(Beginning of Exercise material)

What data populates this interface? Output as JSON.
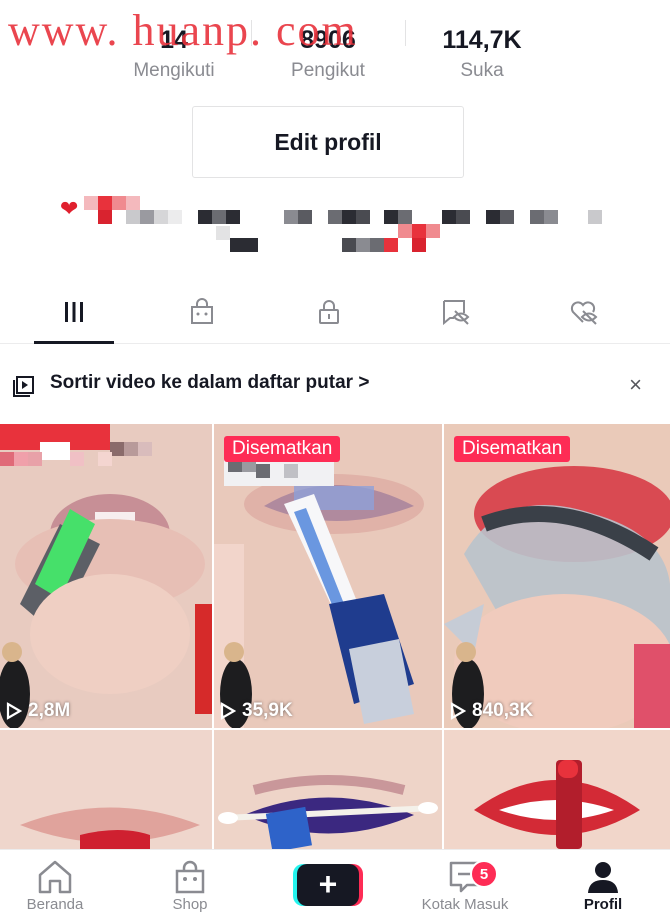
{
  "watermark": "www. huanp. com",
  "stats": [
    {
      "number": "14",
      "label": "Mengikuti"
    },
    {
      "number": "8906",
      "label": "Pengikut"
    },
    {
      "number": "114,7K",
      "label": "Suka"
    }
  ],
  "edit_profile_label": "Edit profil",
  "tabs": [
    {
      "name": "videos",
      "icon": "grid-icon",
      "active": true
    },
    {
      "name": "shop",
      "icon": "shopping-bag-icon",
      "active": false
    },
    {
      "name": "private",
      "icon": "lock-icon",
      "active": false
    },
    {
      "name": "reposts",
      "icon": "hidden-tag-icon",
      "active": false
    },
    {
      "name": "liked",
      "icon": "hidden-heart-icon",
      "active": false
    }
  ],
  "playlist_prompt": {
    "text": "Sortir video ke dalam daftar putar",
    "chevron": ">",
    "close": "×"
  },
  "videos": [
    {
      "pinned_label": "",
      "views": "2,8M"
    },
    {
      "pinned_label": "Disematkan",
      "views": "35,9K"
    },
    {
      "pinned_label": "Disematkan",
      "views": "840,3K"
    },
    {
      "pinned_label": "",
      "views": ""
    },
    {
      "pinned_label": "",
      "views": ""
    },
    {
      "pinned_label": "",
      "views": ""
    }
  ],
  "bottom_nav": {
    "home": "Beranda",
    "shop": "Shop",
    "create": "+",
    "inbox": "Kotak Masuk",
    "inbox_badge": "5",
    "profile": "Profil"
  },
  "colors": {
    "accent": "#fe2c55",
    "text": "#161823",
    "muted": "#8a8b91",
    "divider": "#e3e3e4"
  }
}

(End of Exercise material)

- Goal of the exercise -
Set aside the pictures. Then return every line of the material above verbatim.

- Answer -
What data populates this interface? Output as JSON.
{
  "watermark": "www. huanp. com",
  "stats": [
    {
      "number": "14",
      "label": "Mengikuti"
    },
    {
      "number": "8906",
      "label": "Pengikut"
    },
    {
      "number": "114,7K",
      "label": "Suka"
    }
  ],
  "edit_profile_label": "Edit profil",
  "tabs": [
    {
      "name": "videos",
      "icon": "grid-icon",
      "active": true
    },
    {
      "name": "shop",
      "icon": "shopping-bag-icon",
      "active": false
    },
    {
      "name": "private",
      "icon": "lock-icon",
      "active": false
    },
    {
      "name": "reposts",
      "icon": "hidden-tag-icon",
      "active": false
    },
    {
      "name": "liked",
      "icon": "hidden-heart-icon",
      "active": false
    }
  ],
  "playlist_prompt": {
    "text": "Sortir video ke dalam daftar putar",
    "chevron": ">",
    "close": "×"
  },
  "videos": [
    {
      "pinned_label": "",
      "views": "2,8M"
    },
    {
      "pinned_label": "Disematkan",
      "views": "35,9K"
    },
    {
      "pinned_label": "Disematkan",
      "views": "840,3K"
    },
    {
      "pinned_label": "",
      "views": ""
    },
    {
      "pinned_label": "",
      "views": ""
    },
    {
      "pinned_label": "",
      "views": ""
    }
  ],
  "bottom_nav": {
    "home": "Beranda",
    "shop": "Shop",
    "create": "+",
    "inbox": "Kotak Masuk",
    "inbox_badge": "5",
    "profile": "Profil"
  },
  "colors": {
    "accent": "#fe2c55",
    "text": "#161823",
    "muted": "#8a8b91",
    "divider": "#e3e3e4"
  }
}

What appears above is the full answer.